Stage 10: Tarbes to La Pierre Saint-Martin, 167km
The first day in the Pyrenees will be crucial, not the least because of the final 15.3km climb that has an average gradient of 7.4 percent. It is not the hardest climb, nor the toughest stage of the race, but two factors will make it perhaps the most testing mountain stage: It comes after a rest day and it is the first mountaintop finish. Those two factors can catch out riders whose bodies have yet to adapt to the specific exertions of the high mountains, as was the case with Australian Richie Porte (Sky) this year, who had looked strong on milder climbs in the Vosges region before cracking spectacularly on the first true mountain stage.

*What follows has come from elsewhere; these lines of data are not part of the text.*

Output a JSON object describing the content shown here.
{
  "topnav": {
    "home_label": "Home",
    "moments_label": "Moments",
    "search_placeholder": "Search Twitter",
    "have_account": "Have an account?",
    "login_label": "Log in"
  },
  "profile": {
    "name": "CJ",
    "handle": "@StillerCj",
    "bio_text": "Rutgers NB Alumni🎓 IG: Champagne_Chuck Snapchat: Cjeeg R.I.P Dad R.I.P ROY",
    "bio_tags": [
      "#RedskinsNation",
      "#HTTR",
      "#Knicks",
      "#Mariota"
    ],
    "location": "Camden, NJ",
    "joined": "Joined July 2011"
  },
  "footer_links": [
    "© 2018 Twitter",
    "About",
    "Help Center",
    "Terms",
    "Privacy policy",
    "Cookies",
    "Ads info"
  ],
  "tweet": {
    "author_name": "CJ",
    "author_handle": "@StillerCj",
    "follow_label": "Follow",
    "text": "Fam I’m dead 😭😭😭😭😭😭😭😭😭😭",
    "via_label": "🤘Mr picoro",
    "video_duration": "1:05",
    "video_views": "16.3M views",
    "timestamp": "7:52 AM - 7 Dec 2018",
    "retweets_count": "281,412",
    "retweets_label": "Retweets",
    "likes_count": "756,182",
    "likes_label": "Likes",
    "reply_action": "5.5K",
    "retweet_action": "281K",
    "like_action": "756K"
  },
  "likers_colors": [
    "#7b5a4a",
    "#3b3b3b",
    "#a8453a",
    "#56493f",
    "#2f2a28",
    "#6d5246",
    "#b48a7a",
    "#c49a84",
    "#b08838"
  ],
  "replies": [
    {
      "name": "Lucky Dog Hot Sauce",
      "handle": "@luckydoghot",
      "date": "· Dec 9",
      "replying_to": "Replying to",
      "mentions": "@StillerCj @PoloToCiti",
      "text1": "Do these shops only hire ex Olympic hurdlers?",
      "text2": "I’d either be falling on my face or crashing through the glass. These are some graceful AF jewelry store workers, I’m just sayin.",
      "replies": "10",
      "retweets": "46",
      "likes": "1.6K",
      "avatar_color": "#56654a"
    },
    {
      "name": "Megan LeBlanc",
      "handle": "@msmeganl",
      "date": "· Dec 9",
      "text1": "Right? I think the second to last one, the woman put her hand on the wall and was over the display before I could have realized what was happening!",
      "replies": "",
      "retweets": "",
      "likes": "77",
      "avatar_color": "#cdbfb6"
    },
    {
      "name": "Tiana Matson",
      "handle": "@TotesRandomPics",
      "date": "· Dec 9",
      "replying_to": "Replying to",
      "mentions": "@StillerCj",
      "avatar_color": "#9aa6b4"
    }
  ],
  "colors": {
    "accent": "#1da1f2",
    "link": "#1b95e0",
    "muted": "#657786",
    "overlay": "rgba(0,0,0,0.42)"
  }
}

Stage 17: Digne les Bains to Pra-Loup, 161km
This is not the toughest mountain stage by far in terms of the climbing, nor the relatively short distance, but it is the long descent of the penultimate Col d’Allos ahead of the short final ascent to Pra-Loup that makes it intriguing. This year, Contador’s hopes went up in smoke when he crashed on a fast descent and broke his leg, forcing him out of the Tour on the 10th stage. Nibali is regarded by many as one of the best descenders in the peloton, and this tough technical descent could allow him, or someone else, to get away and defend a considerable gap ahead of the final climb. With most minds focused on the climbs, those who dare to attack where it’s not expected can sometimes see themselves richly rewarded.
Stage 20: Modane to Alpe d’Huez, 110km
This stage, the penultimate one of the Tour, is tailor-made for fireworks. It is very short for a mountain stage at just 110km and includes three brutal climbs, meaning it will be a battle between the contenders right from the start. The Col du Telegraphe is 11.9km long at an average gradient of 7.1 percent, followed by the ceiling of next year’s race, the Col du Galibier — 17.7km at 6.9 percent. None of the contenders will likely have broken clear by then, although some may have fallen away, but the tough climbing already in their legs might come back to haunt the overall challengers when they then ascend Alpe d’Huez, all the way to the finish. Its 21 hairpins and 13.8km 8.1 percent average gradient will ensure the possibility of turning the Tour on its head right to the very end.